For the CPX instruction:
E0 3-x 3-x imm x.....xx . CPX #$54 E4 2 4-x+w dir x.....xx . CPX $10 EC 3 5-x abs x.....xx . CPX $9876
What is the difference between these in terms of the addressing modes specified? At first glance I thought this was obvious to me, but then I realized I actually don't know.
imm means immediate. If x (native mode) is set, then the length of the total instruction (including operand) is 2, otherwise it is 3?
dir means direct? It always takes a one byte operand.
abs means absolute? It always takes a two byte operand.
'#' means the operand is immediate data.
'$' specifies hexadecimal.
But what is the difference between them? My confusion is e.g. what the difference between E0 CPX with the native mode set and E4 CPX? Don't they both simply take a single byte operand? Same with E0 CPX and EC CPX, if the native mode flag is not set, then what is the difference?
Do any of these work with relative addressing, e.g. comparing the value at an offset from the program counter? Are any of them indirect, as in holding a "pointer" value which is dereferenced? Is the seemingly duplicated behavior due to backwards compatibility with the 6502?
I assume this will become very clear to me as long as I can get a clear explanation of what "imm", "dir", and "abs" actually mean and how they are different.
This section of the document talks about addressing modes:

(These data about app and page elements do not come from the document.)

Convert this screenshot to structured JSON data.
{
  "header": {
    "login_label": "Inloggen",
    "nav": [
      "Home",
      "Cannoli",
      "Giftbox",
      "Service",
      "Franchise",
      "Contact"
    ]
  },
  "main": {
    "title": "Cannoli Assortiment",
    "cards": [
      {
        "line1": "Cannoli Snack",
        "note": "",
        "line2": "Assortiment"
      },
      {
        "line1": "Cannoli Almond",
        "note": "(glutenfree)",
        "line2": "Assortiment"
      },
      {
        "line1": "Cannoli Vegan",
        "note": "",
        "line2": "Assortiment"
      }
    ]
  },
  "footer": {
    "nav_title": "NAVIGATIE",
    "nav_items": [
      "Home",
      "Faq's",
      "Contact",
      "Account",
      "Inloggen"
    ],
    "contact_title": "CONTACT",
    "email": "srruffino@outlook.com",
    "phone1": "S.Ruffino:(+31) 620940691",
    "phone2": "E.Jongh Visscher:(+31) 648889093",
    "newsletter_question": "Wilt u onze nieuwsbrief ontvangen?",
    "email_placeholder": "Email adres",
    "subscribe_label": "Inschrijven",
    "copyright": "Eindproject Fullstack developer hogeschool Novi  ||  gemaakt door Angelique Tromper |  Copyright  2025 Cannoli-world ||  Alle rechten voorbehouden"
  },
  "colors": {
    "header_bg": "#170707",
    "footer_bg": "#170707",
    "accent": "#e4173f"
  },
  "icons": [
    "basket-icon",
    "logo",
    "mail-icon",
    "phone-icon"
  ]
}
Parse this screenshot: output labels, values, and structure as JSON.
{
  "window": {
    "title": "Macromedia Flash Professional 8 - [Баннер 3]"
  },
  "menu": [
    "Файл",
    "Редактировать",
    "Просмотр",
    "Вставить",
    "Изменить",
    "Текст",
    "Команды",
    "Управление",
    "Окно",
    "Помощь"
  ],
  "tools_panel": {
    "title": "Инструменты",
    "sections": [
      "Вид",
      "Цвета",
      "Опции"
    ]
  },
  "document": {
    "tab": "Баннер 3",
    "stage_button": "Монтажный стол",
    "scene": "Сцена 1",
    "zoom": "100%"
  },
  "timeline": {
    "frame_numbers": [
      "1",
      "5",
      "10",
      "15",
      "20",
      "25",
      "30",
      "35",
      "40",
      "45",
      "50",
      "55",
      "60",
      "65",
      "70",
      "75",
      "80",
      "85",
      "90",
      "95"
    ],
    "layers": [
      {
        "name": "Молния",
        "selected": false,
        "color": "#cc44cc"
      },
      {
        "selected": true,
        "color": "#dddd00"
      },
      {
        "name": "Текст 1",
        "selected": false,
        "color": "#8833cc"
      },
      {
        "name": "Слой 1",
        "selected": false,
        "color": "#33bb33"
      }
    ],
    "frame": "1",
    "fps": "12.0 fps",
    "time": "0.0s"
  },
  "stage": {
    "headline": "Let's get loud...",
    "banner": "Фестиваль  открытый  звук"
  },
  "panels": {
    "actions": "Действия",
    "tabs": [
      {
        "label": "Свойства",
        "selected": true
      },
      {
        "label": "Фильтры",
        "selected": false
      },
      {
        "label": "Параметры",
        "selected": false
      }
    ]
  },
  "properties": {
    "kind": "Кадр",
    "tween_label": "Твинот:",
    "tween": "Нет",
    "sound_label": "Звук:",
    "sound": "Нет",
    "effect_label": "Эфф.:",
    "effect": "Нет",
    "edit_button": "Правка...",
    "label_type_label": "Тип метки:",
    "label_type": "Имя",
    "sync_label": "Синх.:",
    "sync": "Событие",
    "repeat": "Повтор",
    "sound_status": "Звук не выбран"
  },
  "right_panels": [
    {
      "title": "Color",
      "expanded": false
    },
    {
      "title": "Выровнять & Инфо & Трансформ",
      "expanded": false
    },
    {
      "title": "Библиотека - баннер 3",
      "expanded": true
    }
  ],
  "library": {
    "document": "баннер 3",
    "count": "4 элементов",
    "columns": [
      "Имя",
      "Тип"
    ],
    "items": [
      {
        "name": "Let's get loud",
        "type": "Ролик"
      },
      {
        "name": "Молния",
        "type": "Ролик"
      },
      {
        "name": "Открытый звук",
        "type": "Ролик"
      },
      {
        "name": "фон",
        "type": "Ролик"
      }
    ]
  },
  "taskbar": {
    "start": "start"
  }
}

However, it doesn't make it any more clear to me, the section mostly deals with how addressing modes translate into page and bank boundary wrapping, not so much as explaining the basic differences between the various modes.